Some common phrases with their meanings and origins
"There’s more than one way to skin a cat."
Okay so this one sounds really messed up if you don’t know the origin. This phrase just means there’s more than one way to do something, and it comes from skinning catfish. Catfish are notoriously hard to scale, and everybody has a different way of doing it, all of which are arguably equally effective in getting the job done. So there’s that phrase.
"You’re going to have to bite the bullet."
It means that you’re going to have to accept something crappy that’s coming your way.This comes from war, and the very common necessity for emergency surgery during war. When there was no anesthetic on hand for pulling shrapnel out of a wound or something, the person performing the procedure would have to just put something in the soldier’s mouth to stop them from biting their tongue off. And yeah, a belt or something could be used and would probably be better, but biting a bullet while having someone dig around inside you looks way more tough.
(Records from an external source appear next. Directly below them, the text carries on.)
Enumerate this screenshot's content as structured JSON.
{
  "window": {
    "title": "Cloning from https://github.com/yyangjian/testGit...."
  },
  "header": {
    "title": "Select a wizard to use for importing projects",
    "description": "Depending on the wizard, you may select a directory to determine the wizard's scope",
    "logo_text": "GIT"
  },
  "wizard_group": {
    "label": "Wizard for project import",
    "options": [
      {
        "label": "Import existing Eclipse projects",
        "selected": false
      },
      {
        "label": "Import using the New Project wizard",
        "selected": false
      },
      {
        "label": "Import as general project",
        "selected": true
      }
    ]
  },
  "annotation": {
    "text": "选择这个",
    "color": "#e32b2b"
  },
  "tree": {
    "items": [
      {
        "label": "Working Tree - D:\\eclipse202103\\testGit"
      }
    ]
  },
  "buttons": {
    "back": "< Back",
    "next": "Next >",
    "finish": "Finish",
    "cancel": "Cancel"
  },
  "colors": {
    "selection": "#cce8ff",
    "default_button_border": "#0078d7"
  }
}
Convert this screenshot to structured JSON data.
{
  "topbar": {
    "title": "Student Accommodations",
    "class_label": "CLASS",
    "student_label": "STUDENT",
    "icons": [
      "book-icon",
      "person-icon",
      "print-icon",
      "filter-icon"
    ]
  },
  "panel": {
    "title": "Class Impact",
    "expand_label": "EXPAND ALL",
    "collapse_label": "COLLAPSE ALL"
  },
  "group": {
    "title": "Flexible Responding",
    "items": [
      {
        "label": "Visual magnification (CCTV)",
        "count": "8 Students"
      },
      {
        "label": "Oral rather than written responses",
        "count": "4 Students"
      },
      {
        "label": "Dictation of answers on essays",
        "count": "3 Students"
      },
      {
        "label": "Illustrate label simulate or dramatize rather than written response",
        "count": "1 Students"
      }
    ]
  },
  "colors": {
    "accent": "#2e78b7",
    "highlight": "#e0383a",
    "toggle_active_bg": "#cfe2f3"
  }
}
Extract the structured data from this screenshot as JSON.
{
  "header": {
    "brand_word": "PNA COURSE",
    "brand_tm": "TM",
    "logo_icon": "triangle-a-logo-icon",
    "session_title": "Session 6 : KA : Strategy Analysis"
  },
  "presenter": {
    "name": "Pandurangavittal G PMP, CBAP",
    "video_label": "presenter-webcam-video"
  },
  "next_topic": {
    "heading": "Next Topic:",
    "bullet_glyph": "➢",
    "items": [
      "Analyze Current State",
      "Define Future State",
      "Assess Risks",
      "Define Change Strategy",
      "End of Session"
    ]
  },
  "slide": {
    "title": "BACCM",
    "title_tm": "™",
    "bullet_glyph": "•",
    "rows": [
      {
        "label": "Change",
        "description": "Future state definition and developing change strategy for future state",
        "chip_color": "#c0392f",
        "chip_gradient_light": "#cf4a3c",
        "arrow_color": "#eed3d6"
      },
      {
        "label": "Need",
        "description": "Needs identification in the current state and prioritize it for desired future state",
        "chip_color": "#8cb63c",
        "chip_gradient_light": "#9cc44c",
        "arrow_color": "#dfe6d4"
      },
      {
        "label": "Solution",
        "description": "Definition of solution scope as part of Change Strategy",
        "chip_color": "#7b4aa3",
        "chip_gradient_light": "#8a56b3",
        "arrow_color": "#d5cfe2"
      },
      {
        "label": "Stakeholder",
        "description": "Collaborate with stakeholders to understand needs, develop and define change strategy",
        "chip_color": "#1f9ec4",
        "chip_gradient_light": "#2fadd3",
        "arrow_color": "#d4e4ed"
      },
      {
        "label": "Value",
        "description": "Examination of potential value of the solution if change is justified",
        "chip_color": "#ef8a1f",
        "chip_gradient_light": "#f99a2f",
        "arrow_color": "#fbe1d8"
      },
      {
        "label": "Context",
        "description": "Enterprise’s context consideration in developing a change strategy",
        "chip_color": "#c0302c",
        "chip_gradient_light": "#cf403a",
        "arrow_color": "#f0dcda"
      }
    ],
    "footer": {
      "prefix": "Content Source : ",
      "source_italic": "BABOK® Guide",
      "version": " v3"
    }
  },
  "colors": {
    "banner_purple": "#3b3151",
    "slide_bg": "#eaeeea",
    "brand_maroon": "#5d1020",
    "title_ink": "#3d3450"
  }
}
Painting the town red.”
Meaning to go out and have a wild night of fun, and probably debauchery. The phrase is most likely from this crazy drunken night the Marquis of Waterford had in 1837. This guy and some friends went all across an English town, knocking over flowerpots, breaking windows, and finally the mob literally painted a tollgate, the doors of several homes and a swan statue with red paint. I mean, they literally painted the town red, because who knows why.
Another theory is that the phrase came out of the brothels of the American West, and referred to guys going around acting like their whole town were a red-light district. But I’m sticking with a member of the English aristocracy going around painting crap.
"A pipe dream"
So this phrase is less cool than going nuts on an English village with a bucket of red paint. It means that a wish is entirely unattainable, and it most likely stems from opium addictions, and the wild hallucinations people would get after smoking opium from a pipe.
"The Dog Days of Summer"
Contrary to how it may feel, the Dog Days aren’t just called that because it’s stupid freaking hot out during those weeks and it makes us pant like dogs; it actually comes from Roman astronomers. During the days between July 3rd and August 11th, they noticed that Sirius, or “the dog star” was still chilling in the sky (though not literally because that thing runs at about 9,940˚K), so they thought that because Sirius was in the sky too that’s what made those days of the year so hot.